March 10, 2021
A Most English Princess: A Novel of Queen Victoria's Daughter
Newspaper Reporter, Magazine Editor, Author
Minutes of the 23rd Meeting of the 79th Year
President Stephen Schreiber called the meeting to order at 10:15 AM. Attendance was recorded at 158 persons. Lois Shindelman read the abbreviated minutes of the prior meeting.
President Schreiber introduced the meeting's guests:
Halina Bustin, wife and guest of George Bustin; Paul McHugh, University Distinguished Service Professor of Psychiatry at Johns Hopkins University School of Medicine, guest of Clare McHugh; Martha Nelson, media leader, formerly global editor in chief at Yahoo, editor of People, and founder of Instyle, guest of Clare McHugh; Sarah Jones, guest of Lanny Jones; Corinna da Fonseca-Wollheim, guest of Stephen Schreiber; Bret Stephens, guest of Stephen Schreiber; Judith Funches, who has applied for membership, guest of John Cotton.
President Schreiber announced that the Speakers’ List for the rest of the year has been sent to all members. The speakers for the next meeting, on March 17, are Sir Angus Deaton and Anne Case, who will speak about "Deaths of Despair and the Future of Capitalism."
Lanny Jones introduced the speaker, Clare McHugh, whose book entitled A Most English Princess, A Novel of Queen Victoria’s Daughter, was published in September 2020 by Harper Collins.
McHugh spent two years writing the novel about Victoria, Princess Royal (Vicky), the oldest child (of nine children) of Queen Victoria and Prince Albert. Vicky was born in 1842 and died in 1901 at age 59. McHugh chose to write about Vicky because she had a front-row seat to the 1871 unification of the 30 German states after the Franco-Prussian War. McHugh chose to write the history as a novel, since she was interested in Vicky’s personality and wanted to tell the story from Vicky’s point of view, rather than writing a biography at arm’s length.
Vicky was precocious, academically and physically gifted, and was close to her German father, Prince Albert. The two of them shared many interests including his belief in the superiority of liberal democracy above all other systems of government.
Prince Albert and Queen Victoria sought to marry Vicky to the right person and believed that someone from the family that controlled the largest German state of Prussia would be a good choice for her and for the promotion of liberal democracy. At age ten, Vicky met the German aristocrat, 19-year-old Prince Friedrich (called Fritz) who was tall, blonde, and good looking, training to be a soldier, and in the top-ranking social group in Germany. They met again when Vicky was 14, fell in love, and became engaged. They married in January 1858 when Vicky was 17. Upon her marriage, she left London and moved 700 miles away to Germany, where she lived until she died of breast cancer in 1901 at age 60 (only six months after her mother, Queen Victoria, died).

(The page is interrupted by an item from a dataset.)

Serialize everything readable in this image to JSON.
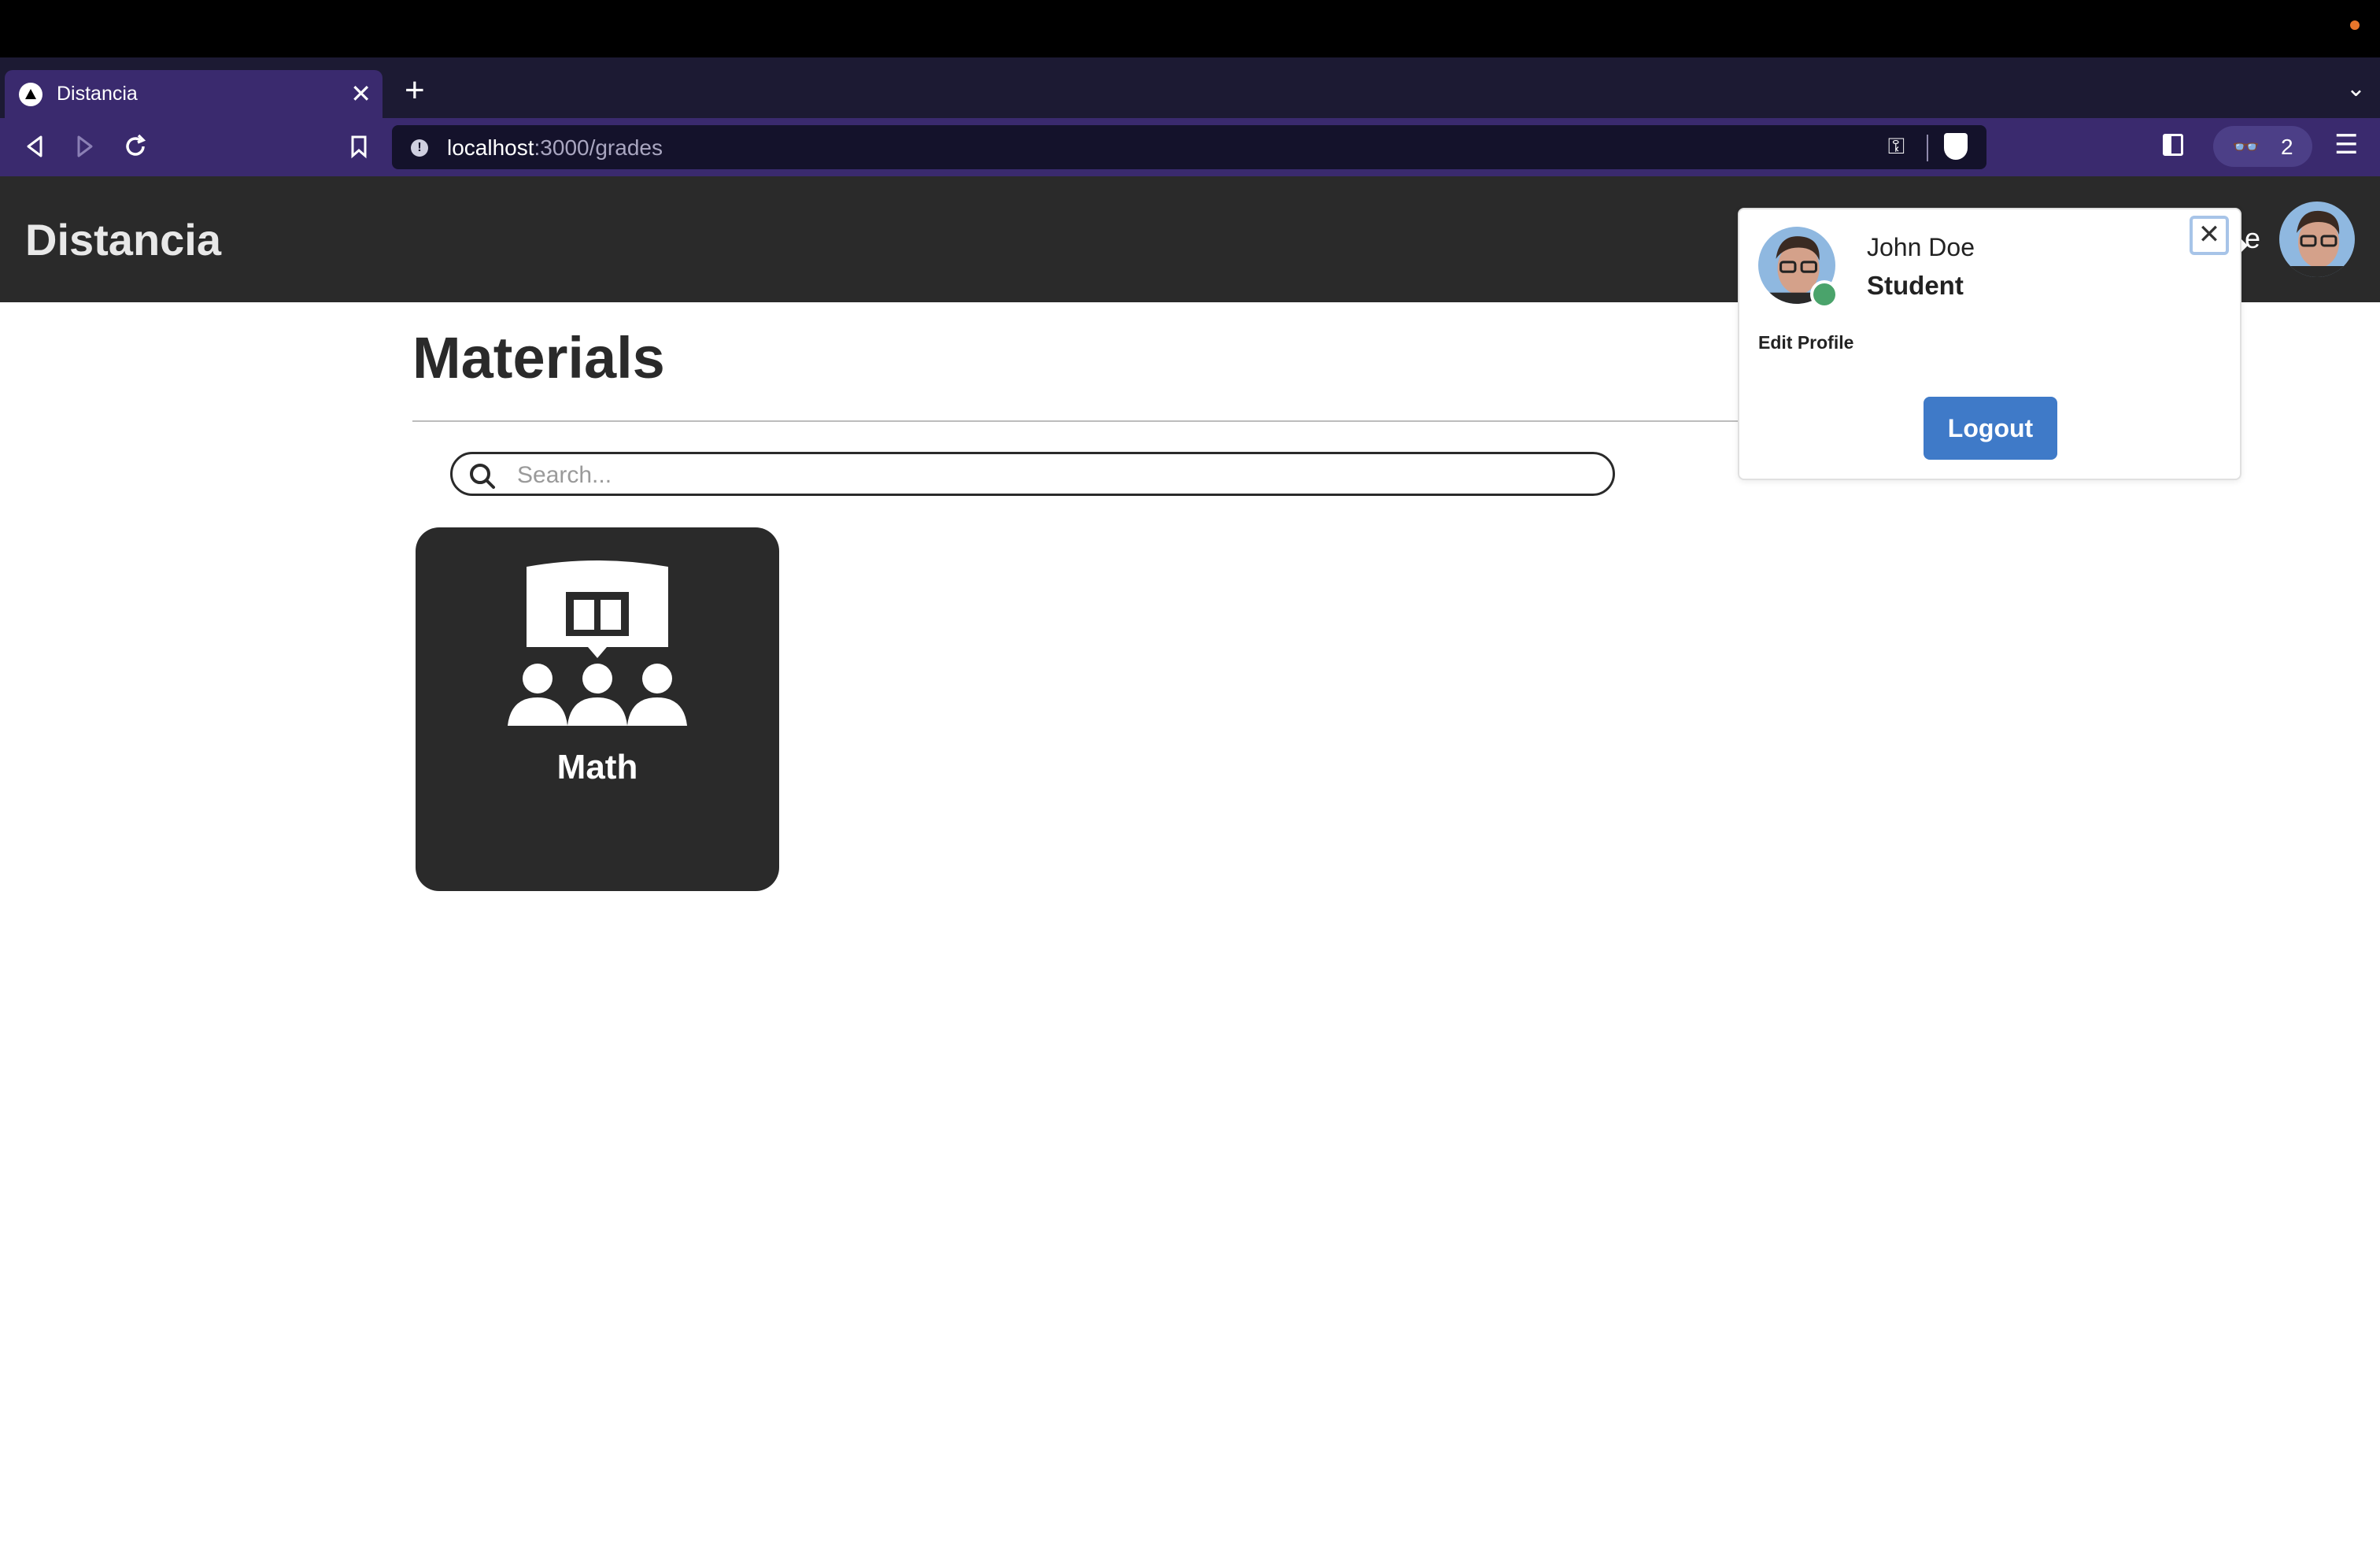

The marriage was a happy one as Vicky and Fritz had complementary skills and loved and respected each other. We know this through as many as 8000 letters Vicky and her mother exchanged. Fritz was a faithful husband to the chagrin of many of his aristocratic peers. He was a virtuous soldier and a good leader of men through three wars during his career. He was a bit tentative and shy socially. Vicky was authoritative, upbeat, and action oriented. Fritz listened to her, making some Prussians think Vicky might be an agent of England telling Fritz what to think and do.
Vicky and Fritz had eight children (two of them died as children). The firstborn, Willy, later Kaiser Wilhelm II, suffered an injury at birth which severed the nerves between his spine and left arm, rendering that arm short and useless.
In the 1860s, the Prussian Otto von Bismarck forged the 30 German states into a unified country of a military and conservative model. Fritz's father, age 73, became Kaiser Wilhelm I of Germany, a position he held until 1888 when he was 90 years old.
Prince Albert died in 1861 leaving his daughter Vicky thereafter without his support and protection.
Fritz succeeded his father as Kaiser Friedrich III in 1888, though he lived for only 99 days, dying in March 1888 of throat cancer. During Fritz's brief term in office, Vicky worked for the education of women, for the acceptance of Jews, and the establishment of a nursing corps.
In 1888, Vicky and Fritz’s son Willy succeeded as Kaiser Wilhelm II, who then moved Vicky, age 49, out of Berlin to Frankfurt where she lived for the remaining years of her life. Willy fired Bismarck and took actions that contributed to Germany's defeats in World Wars I and II.
McHugh ended her talk by showing a photograph of her great-grandfather driving a coach for the German royals.
A member asked if the speaker thought there were any parallels between Princess Vicky moving into a foreign family culture and Hollywood celebrity, Meghan Markle, moving into a foreign family culture. McHugh said that the old mindset of tradition, duty, and doing the right thing seemed to motivate Vicky, while the modern mindset of
self-actualization, telling the truth, and living on one’s own terms, seems to motivate Meghan. And different values create antagonism.